Summary of FDA and DHHS Stipulations for Research Conducted With an Exception From Informed Consent

  1. The human subjects are in a life-threatening situation, available treatments are unproved or unsatisfactory, and the collection of valid scientific evidence, which may include evidence obtained through randomized, placebo-controlled investigations, is necessary to determine the safety and efficacy of particular interventions.

  2. Obtaining informed consent is not feasible because

    1. The subjects will not be able to give their informed consent as a result of their medical condition

    2. The intervention involved in the research must be administered before consent from the subjects' legally authorized representatives is feasible

    3. There is no reasonable way to identify prospectively the individuals who are likely to become eligible for participation in the research

  3. Participation in the research holds the prospect of direct benefit because

    1. Subjects are in a life-threatening situation that necessitates intervention

    2. Appropriate animal and other preclinical studies have been conducted, and the information derived from those studies and related evidence support the potential for the intervention to provide a direct benefit to the individual subjects

    3. Risks associated with the research are reasonable in relation to what is known about the medical condition of the potential class of subjects, the risks and benefits of standard therapy, if any, and what is known about the risks and benefits of the proposed intervention or activity

  4. The research could not practicably be carried out without the waiver.

  5. The research protocol defines the potential therapeutic window, and the investigator has committed to attempting to contact a legally authorized representative for each subject within that window of time.
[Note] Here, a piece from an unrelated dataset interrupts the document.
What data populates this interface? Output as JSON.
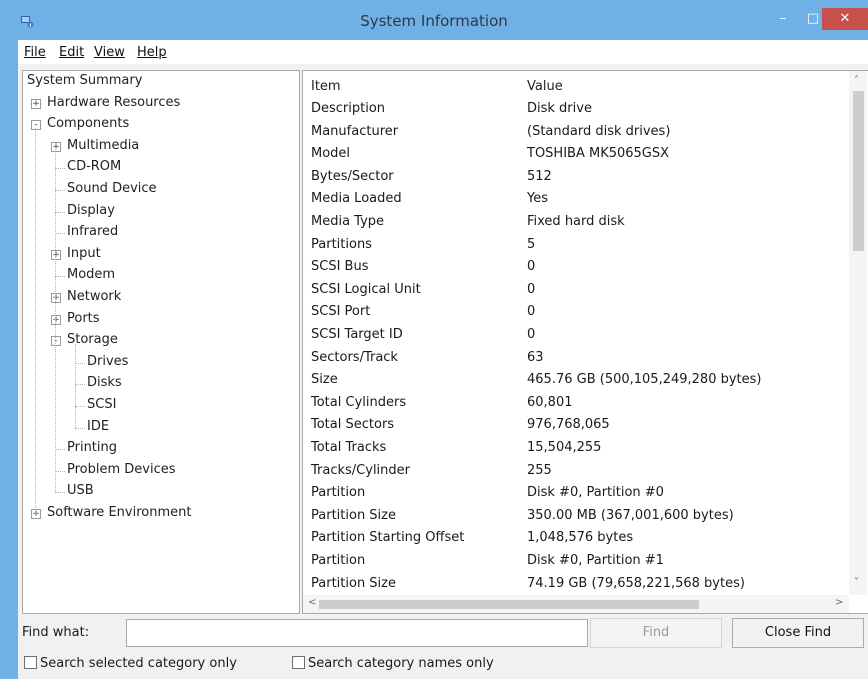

  6. The IRB has reviewed and approved informed consent documents to be used in the cases when informed consent from the subject or his or her representative is feasible.

  7. Additional protections will be provided, including at least

    1. Consultation with representatives of the community in which the research will be conducted and from which the subjects will be drawn

    2. Public disclosure to the communities in which the research will take place and from which the subjects will be drawn

    3. Public disclosure at the completion of the investigation of the study results, including demographic characteristics of the research population

    4. Establishment of an independent data-monitoring committee

    5. The investigator has committed, if feasible, to attempting to contact, within the therapeutic window, a family member of the subject and asking whether he or she objects to the subject's participation in the research